[Excerpts from an interface dataset]
________________________________________

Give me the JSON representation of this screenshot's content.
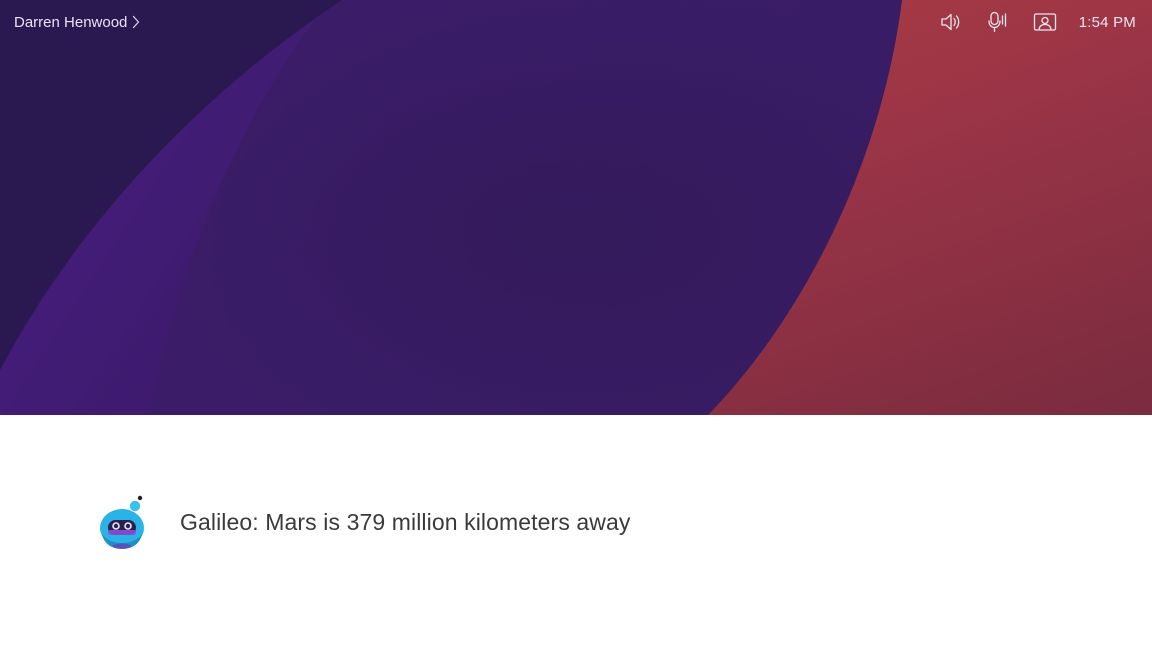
{
  "header": {
    "user_name": "Darren Henwood",
    "time": "1:54 PM"
  },
  "status_icons": [
    "speaker-icon",
    "microphone-icon",
    "self-view-icon"
  ],
  "assistant": {
    "message": "Galileo: Mars is 379 million kilometers away"
  },
  "colors": {
    "background_dark": "#2b1a52",
    "background_purple": "#3a1b66",
    "background_violet": "#4a1f80",
    "background_coral": "#b5413f",
    "background_wine": "#8a2f45",
    "text_light": "#ece6f0",
    "text_dark": "#3a3a3a",
    "bot_body": "#2bb3e8",
    "bot_visor": "#2a2150"
  }
}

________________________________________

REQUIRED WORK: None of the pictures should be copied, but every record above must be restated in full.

ANSWER SECTION:
Give me the JSON representation of this screenshot's content.
{
  "header": {
    "user_name": "Darren Henwood",
    "time": "1:54 PM"
  },
  "status_icons": [
    "speaker-icon",
    "microphone-icon",
    "self-view-icon"
  ],
  "assistant": {
    "message": "Galileo: Mars is 379 million kilometers away"
  },
  "colors": {
    "background_dark": "#2b1a52",
    "background_purple": "#3a1b66",
    "background_violet": "#4a1f80",
    "background_coral": "#b5413f",
    "background_wine": "#8a2f45",
    "text_light": "#ece6f0",
    "text_dark": "#3a3a3a",
    "bot_body": "#2bb3e8",
    "bot_visor": "#2a2150"
  }
}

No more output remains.